SINGAPORE (Reuters) – Oil prices slumped to their lowest in more than a year on Friday and were set for their steepest weekly fall in more than four years as the spread of the coronavirus stokes fears of slowing global demand.
FILE PHOTO: A seagull flies in front of an oil platform in the Bouri Oilfield some 70 nautical miles north of the coast of Libya, October 5, 2017. REUTERS/Darrin Zammit Lupi/File Photo
Investors are increasingly worried as the virus has spread beyond its epicentre in China to more than 40 other countries.
The most active Brent crude contract for May LCOc2 was down $1.42, or 2.8%, at $50.31 a barrel by 0745 GMT, a 14-month low. The front-month April contract expires later on Friday.
West Texas Intermediate (WTI) crude futures CLc1 fell $1.39, or about 3%, to $45.70 per barrel. U.S. crude has fallen about 14% for the week, the biggest weekly decline since May 2011.
New infections of the coronavirus reported around the world were now surpassing those in mainland China, where more than 2,700 people have died.
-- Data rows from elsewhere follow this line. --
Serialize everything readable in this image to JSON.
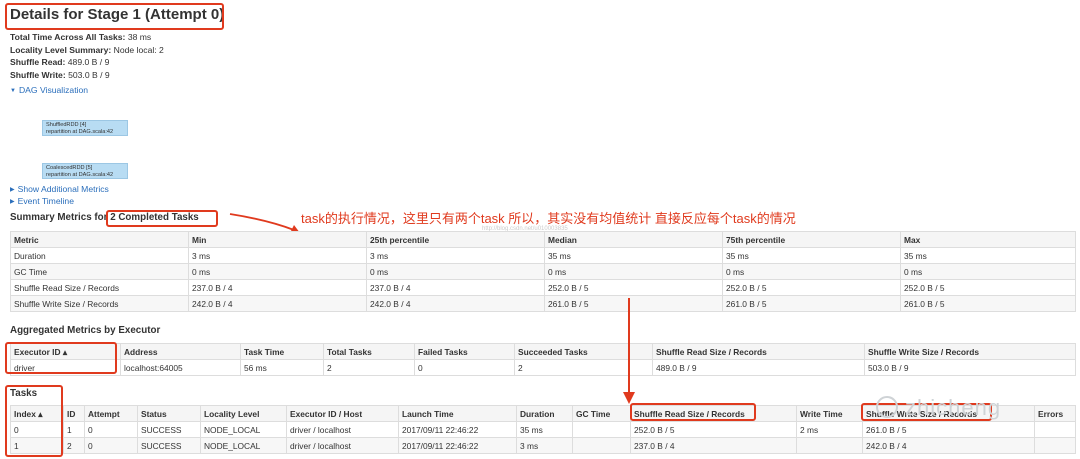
{
  "title": "Details for Stage 1 (Attempt 0)",
  "stats": [
    {
      "label": "Total Time Across All Tasks:",
      "value": "38 ms"
    },
    {
      "label": "Locality Level Summary:",
      "value": "Node local: 2"
    },
    {
      "label": "Shuffle Read:",
      "value": "489.0 B / 9"
    },
    {
      "label": "Shuffle Write:",
      "value": "503.0 B / 9"
    }
  ],
  "dag_toggle": "DAG Visualization",
  "dag_nodes": [
    {
      "name": "ShuffledRDD [4]",
      "call": "repartition at DAG.scala:42"
    },
    {
      "name": "CoalescedRDD [5]",
      "call": "repartition at DAG.scala:42"
    }
  ],
  "show_metrics": "Show Additional Metrics",
  "event_timeline": "Event Timeline",
  "summary_metrics": {
    "heading_prefix": "Summary Metrics for ",
    "heading_count": "2 Completed Tasks",
    "headers": [
      "Metric",
      "Min",
      "25th percentile",
      "Median",
      "75th percentile",
      "Max"
    ],
    "rows": [
      [
        "Duration",
        "3 ms",
        "3 ms",
        "35 ms",
        "35 ms",
        "35 ms"
      ],
      [
        "GC Time",
        "0 ms",
        "0 ms",
        "0 ms",
        "0 ms",
        "0 ms"
      ],
      [
        "Shuffle Read Size / Records",
        "237.0 B / 4",
        "237.0 B / 4",
        "252.0 B / 5",
        "252.0 B / 5",
        "252.0 B / 5"
      ],
      [
        "Shuffle Write Size / Records",
        "242.0 B / 4",
        "242.0 B / 4",
        "261.0 B / 5",
        "261.0 B / 5",
        "261.0 B / 5"
      ]
    ]
  },
  "annotation": "task的执行情况，这里只有两个task 所以，其实没有均值统计 直接反应每个task的情况",
  "watermark_small": "http://blog.csdn.net/u010003835",
  "watermark_big": "zhicheng",
  "executors": {
    "heading": "Aggregated Metrics by Executor",
    "headers": [
      "Executor ID ▴",
      "Address",
      "Task Time",
      "Total Tasks",
      "Failed Tasks",
      "Succeeded Tasks",
      "Shuffle Read Size / Records",
      "Shuffle Write Size / Records"
    ],
    "rows": [
      [
        "driver",
        "localhost:64005",
        "56 ms",
        "2",
        "0",
        "2",
        "489.0 B / 9",
        "503.0 B / 9"
      ]
    ]
  },
  "tasks": {
    "heading": "Tasks",
    "headers": [
      "Index ▴",
      "ID",
      "Attempt",
      "Status",
      "Locality Level",
      "Executor ID / Host",
      "Launch Time",
      "Duration",
      "GC Time",
      "Shuffle Read Size / Records",
      "Write Time",
      "Shuffle Write Size / Records",
      "Errors"
    ],
    "rows": [
      [
        "0",
        "1",
        "0",
        "SUCCESS",
        "NODE_LOCAL",
        "driver / localhost",
        "2017/09/11 22:46:22",
        "35 ms",
        "",
        "252.0 B / 5",
        "2 ms",
        "261.0 B / 5",
        ""
      ],
      [
        "1",
        "2",
        "0",
        "SUCCESS",
        "NODE_LOCAL",
        "driver / localhost",
        "2017/09/11 22:46:22",
        "3 ms",
        "",
        "237.0 B / 4",
        "",
        "242.0 B / 4",
        ""
      ]
    ]
  },
  "colors": {
    "link": "#2a6ebb",
    "annotation": "#e03a1e",
    "dag_node": "#b8dcf3"
  }
}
A further 57 deaths have been recorded in other countries.
“Oil prices are moving tangentially to news flows around the deluge of secondary cluster outbreaks,” said Stephen Innes, chief market strategist at AxiCorp.
Benchmark Brent crude, which fell about 2% on Thursday, has shed around 13% this week, putting it on track for its steepest weekly decline since January 2016.
“Brent crude under $50 a barrel will be a nightmare scenario for OPEC and may well provoke a …response of some kind from the core grouping,” said Jeffrey Halley, senior market analyst at brokerage OANDA.
But some market participants are expecting the recent sell-offs to be reined in as soon as the demand fears wane.
“We have to believe that the COVID-19 virus will be contained sooner rather than later. I’m optimistic we should see some positive news by mid next week at the latest,” said Sukrit Vijayakar, director of energy consultancy Trifecta.
“Subsequently, the sudden drop in demand will rise back just as suddenly, to at least 75% to 90% of prior levels. The rise back will be spurred by current low prices.”
Oil markets are hoping for steeper supply cuts by the Organization of the Petroleum Exporting Countries (OPEC) and allies including Russia, a group known as OPEC+.
OPEC+, which is currently reducing output by roughly 1.7 million barrels per day to support prices, is due to meet in Vienna on March 5-6.
Saudi Arabia, which said it would continue to engage with Russia regarding oil policy, is reducing crude supplies to China in March by at least 500,000 bpd due to slower refinery demand.
Reporting by Koustav Samanta; editing by Richard Pullin and Jason Neely